That was a fine send-off after five incredible weeks in the park, and she’s now back on campus wrapping up her final quarter before graduation this June. Graduate school might be down the road, yet for now she wants more field experience. In fact, she just accepted a position as a Wildlife Biological Sciences Technician with Helena National Forest, where she’ll be surveying wolverines, Canada lynx and snowshoe hares. She’ll be living in Lincoln, Mont., and can’t wait to get started shortly after graduation.

Given her many field courses and hands-on research training, as well as field tech jobs and internships at Mount Rainier and Olympic National Park, Hower has put herself in an excellent position to thrive as a wildlife researcher—and she’s already well on her way!

“I’m so happy I came up here,” she says. “It’s one of the best decisions I ever made.”

Photos © Julie Hower.

Julie Hower

SEFS Students Descend on Yellowstone

Yellowstone

Clear blue skies greeted the research crew on a morning snowshoe hike to a wolf kill site in the Lamar Valley.

Before the crack of dawn this past Saturday morning, March 23, a caravan set off on the long, long drive to Gardiner, Mont., at the edge of Yellowstone National Park. On board were 15 students and three faculty members from the School of Environmental and Forest Sciences (SEFS), all heading out to spend roughly a week of field study in the northern Rockies as part of a spring course, “ESRM 459: Wildlife Conservation in Northwest Ecosystems.”

Led by SEFS Professors John Marzluff, Monika Moskal and Aaron Wirsing, the group will be using the Northern Range of Yellowstone National Park, between Gardiner and Cooke City, as a staging area to explore patterns of corvid, and especially raven, distribution; elk anti-predator behavior (vigilance); and wolf predation. The class also addresses regional management issues, including wolves and bison leaving the park.

It’s a glorious time to be trekking through the Yellowstone backcountry. The group has special access to remote research areas, tourists are few and far between, scores of bison are out hoofing through the snow, and students occasionally catch glimpses of wolves, grizzlies and other wilderness gems.
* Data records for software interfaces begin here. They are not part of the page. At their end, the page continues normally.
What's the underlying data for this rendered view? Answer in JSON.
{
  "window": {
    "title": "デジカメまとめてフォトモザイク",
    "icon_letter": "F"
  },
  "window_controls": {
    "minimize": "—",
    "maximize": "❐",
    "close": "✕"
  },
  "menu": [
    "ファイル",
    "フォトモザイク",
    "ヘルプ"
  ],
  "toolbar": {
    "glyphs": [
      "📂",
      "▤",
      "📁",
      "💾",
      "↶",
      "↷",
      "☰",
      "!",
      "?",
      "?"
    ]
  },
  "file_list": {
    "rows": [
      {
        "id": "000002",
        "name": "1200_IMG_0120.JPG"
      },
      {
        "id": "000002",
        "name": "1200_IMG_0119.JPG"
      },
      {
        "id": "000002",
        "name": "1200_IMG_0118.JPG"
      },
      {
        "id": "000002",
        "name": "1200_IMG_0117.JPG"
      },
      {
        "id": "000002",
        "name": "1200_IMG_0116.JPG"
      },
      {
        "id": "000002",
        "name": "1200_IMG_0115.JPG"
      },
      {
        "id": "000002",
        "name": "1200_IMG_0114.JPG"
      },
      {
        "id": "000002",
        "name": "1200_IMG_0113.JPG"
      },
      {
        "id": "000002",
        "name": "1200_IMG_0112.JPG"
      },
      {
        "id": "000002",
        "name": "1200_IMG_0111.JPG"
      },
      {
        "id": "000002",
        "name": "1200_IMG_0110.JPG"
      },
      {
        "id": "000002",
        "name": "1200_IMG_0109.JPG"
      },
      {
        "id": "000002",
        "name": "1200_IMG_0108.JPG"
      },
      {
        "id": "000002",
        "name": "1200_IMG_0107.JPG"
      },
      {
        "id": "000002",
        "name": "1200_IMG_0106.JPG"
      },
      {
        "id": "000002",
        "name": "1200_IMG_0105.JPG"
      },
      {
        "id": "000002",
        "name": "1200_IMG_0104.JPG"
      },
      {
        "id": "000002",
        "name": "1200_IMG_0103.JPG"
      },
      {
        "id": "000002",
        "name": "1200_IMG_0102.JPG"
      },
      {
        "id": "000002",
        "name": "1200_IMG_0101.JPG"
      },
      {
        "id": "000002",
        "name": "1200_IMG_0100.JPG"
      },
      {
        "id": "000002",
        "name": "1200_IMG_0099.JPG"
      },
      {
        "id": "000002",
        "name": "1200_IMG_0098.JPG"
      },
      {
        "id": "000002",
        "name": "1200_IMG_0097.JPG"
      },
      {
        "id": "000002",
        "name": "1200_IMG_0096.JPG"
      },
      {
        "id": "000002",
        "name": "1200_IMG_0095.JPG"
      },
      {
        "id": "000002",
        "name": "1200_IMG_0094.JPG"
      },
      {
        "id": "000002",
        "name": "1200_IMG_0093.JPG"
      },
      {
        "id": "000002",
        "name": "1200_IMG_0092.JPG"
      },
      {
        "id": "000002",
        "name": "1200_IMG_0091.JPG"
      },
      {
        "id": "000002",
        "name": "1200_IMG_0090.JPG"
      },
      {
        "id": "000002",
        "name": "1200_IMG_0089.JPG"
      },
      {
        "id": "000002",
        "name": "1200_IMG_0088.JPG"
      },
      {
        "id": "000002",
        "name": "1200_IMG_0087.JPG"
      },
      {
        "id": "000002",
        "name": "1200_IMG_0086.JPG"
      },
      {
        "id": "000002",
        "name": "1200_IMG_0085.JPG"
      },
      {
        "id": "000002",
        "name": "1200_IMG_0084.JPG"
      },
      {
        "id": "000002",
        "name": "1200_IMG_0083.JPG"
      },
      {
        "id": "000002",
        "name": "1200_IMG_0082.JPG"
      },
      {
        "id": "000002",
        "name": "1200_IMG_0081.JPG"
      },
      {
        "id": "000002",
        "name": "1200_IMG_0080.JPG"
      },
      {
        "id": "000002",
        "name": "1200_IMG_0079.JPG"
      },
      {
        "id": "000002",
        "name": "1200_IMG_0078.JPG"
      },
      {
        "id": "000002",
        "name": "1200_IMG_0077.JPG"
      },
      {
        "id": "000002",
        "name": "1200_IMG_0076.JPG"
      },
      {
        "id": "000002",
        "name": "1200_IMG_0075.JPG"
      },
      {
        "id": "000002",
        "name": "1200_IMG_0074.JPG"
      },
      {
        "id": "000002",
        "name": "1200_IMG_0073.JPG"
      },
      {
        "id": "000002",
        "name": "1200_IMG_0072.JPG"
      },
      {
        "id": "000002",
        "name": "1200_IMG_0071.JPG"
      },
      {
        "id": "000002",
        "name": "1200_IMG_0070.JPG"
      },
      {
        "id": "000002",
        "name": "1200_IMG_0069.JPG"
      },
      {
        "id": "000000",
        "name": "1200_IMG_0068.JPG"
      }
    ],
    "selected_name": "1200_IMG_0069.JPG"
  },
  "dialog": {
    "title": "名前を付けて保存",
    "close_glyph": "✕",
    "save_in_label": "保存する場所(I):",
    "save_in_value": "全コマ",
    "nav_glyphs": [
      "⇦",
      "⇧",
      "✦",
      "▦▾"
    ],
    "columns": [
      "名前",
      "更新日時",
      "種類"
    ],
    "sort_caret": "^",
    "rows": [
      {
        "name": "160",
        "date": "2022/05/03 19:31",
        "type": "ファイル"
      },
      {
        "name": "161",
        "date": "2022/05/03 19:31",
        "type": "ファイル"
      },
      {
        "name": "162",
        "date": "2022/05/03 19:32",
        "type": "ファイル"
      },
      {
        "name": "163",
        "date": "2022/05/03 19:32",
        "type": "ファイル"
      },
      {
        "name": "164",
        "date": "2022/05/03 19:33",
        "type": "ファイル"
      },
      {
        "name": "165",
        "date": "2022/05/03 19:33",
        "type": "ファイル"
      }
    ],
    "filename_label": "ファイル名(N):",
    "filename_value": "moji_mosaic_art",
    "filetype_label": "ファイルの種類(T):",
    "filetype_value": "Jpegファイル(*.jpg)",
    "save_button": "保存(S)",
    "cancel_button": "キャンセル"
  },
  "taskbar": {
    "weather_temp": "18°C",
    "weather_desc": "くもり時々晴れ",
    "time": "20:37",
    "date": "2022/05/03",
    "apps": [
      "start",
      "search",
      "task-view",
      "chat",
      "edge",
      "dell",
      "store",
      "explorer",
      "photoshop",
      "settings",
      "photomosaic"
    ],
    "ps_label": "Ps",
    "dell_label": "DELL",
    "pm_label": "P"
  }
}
Yellowstone

Professor John Marzluff helps orient students during their first full day in the park.

Of course, it’s a working research visit, and students spend long days trudging through the park—often at the mercy of the elements, which at this time of year can be ornery, if not downright savage. Then, after they return to campus on March 30, they begin working on group projects based on data collected. They will present their findings to the public at the end of spring quarter.

But even in the worst weather conditions, when even your expedition thermals can feel threadbare and drafty, how could you say no to this kind of hands-on experience in the wilds of Yellowstone?

Photos of Yellowstone trip © Monika Moskal/SEFS.